Lines holding the string "headlines" are the ones to copy; find them all in the data.

=-=-=-=-=

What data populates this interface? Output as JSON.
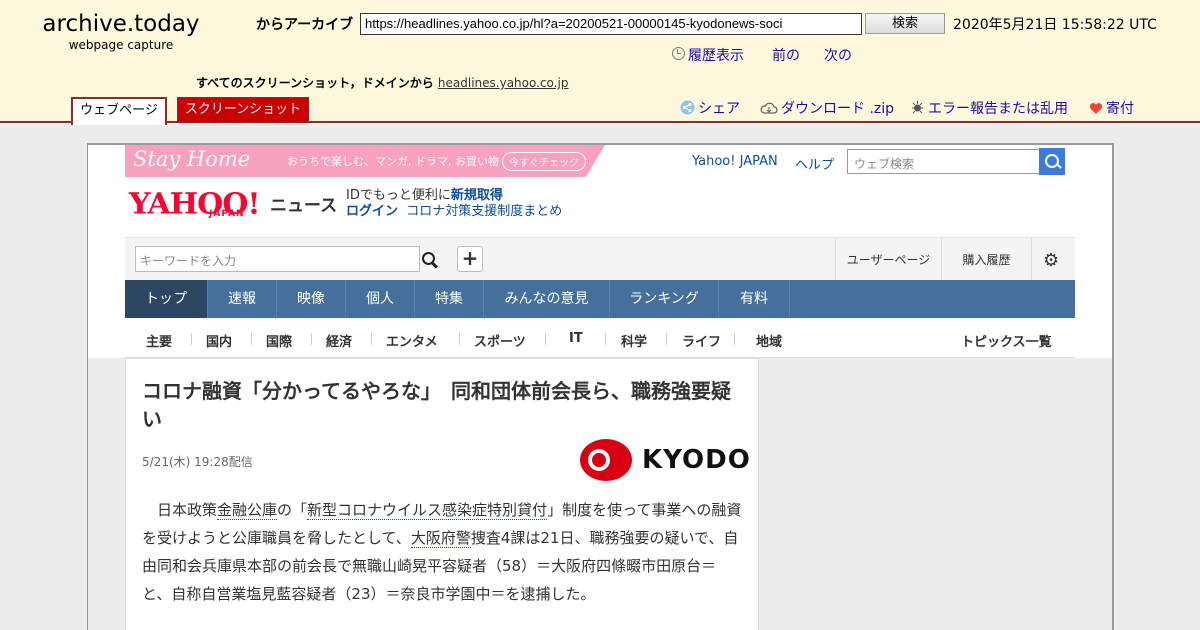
{
  "archive": {
    "logo_title": "archive.today",
    "logo_sub": "webpage capture",
    "url_label": "からアーカイブ",
    "url_value": "https://headlines.yahoo.co.jp/hl?a=20200521-00000145-kyodonews-soci",
    "search_button": "検索",
    "capture_date": "2020年5月21日 15:58:22 UTC",
    "history": "履歴表示",
    "prev": "前の",
    "next": "次の",
    "all_screenshots": "すべてのスクリーンショット，ドメインから",
    "domain": "headlines.yahoo.co.jp",
    "tab_webpage": "ウェブページ",
    "tab_screenshot": "スクリーンショット",
    "share": "シェア",
    "download": "ダウンロード .zip",
    "report": "エラー報告または乱用",
    "donate": "寄付"
  },
  "yahoo": {
    "banner_title": "Stay Home",
    "banner_text": "おうちで楽しむ、マンガ, ドラマ, お買い物",
    "banner_button": "今すぐチェック",
    "top_link_yahoo": "Yahoo! JAPAN",
    "top_link_help": "ヘルプ",
    "web_search_placeholder": "ウェブ検索",
    "logo": "YAHOO!",
    "logo_japan": "JAPAN",
    "news_label": "ニュース",
    "id_text": "IDでもっと便利に",
    "new_account": "新規取得",
    "login": "ログイン",
    "corona_link": "コロナ対策支援制度まとめ",
    "keyword_placeholder": "キーワードを入力",
    "plus": "+",
    "user_page": "ユーザーページ",
    "purchase_history": "購入履歴",
    "nav": [
      "トップ",
      "速報",
      "映像",
      "個人",
      "特集",
      "みんなの意見",
      "ランキング",
      "有料"
    ],
    "categories": [
      "主要",
      "国内",
      "国際",
      "経済",
      "エンタメ",
      "スポーツ",
      "IT",
      "科学",
      "ライフ",
      "地域"
    ],
    "topics_list": "トピックス一覧"
  },
  "article": {
    "headline": "コロナ融資「分かってるやろな」　同和団体前会長ら、職務強要疑い",
    "date": "5/21(木) 19:28配信",
    "source_logo": "KYODO",
    "body_parts": [
      "　日本政策",
      "金融公庫",
      "の「",
      "新型コロナウイルス感染症特別貸付",
      "」制度を使って事業への融資を受けようと公庫職員を脅したとして、",
      "大阪府警",
      "捜査4課は21日、職務強要の疑いで、自由同和会兵庫県本部の前会長で無職山崎晃平容疑者（58）＝大阪府四條畷市田原台＝と、自称自営業塩見藍容疑者（23）＝奈良市学園中＝を逮捕した。"
    ]
  }
}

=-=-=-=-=

• EXPECTED ANSWER:
    "url_value": "https://headlines.yahoo.co.jp/hl?a=20200521-00000145-kyodonews-soci",
    "domain": "headlines.yahoo.co.jp",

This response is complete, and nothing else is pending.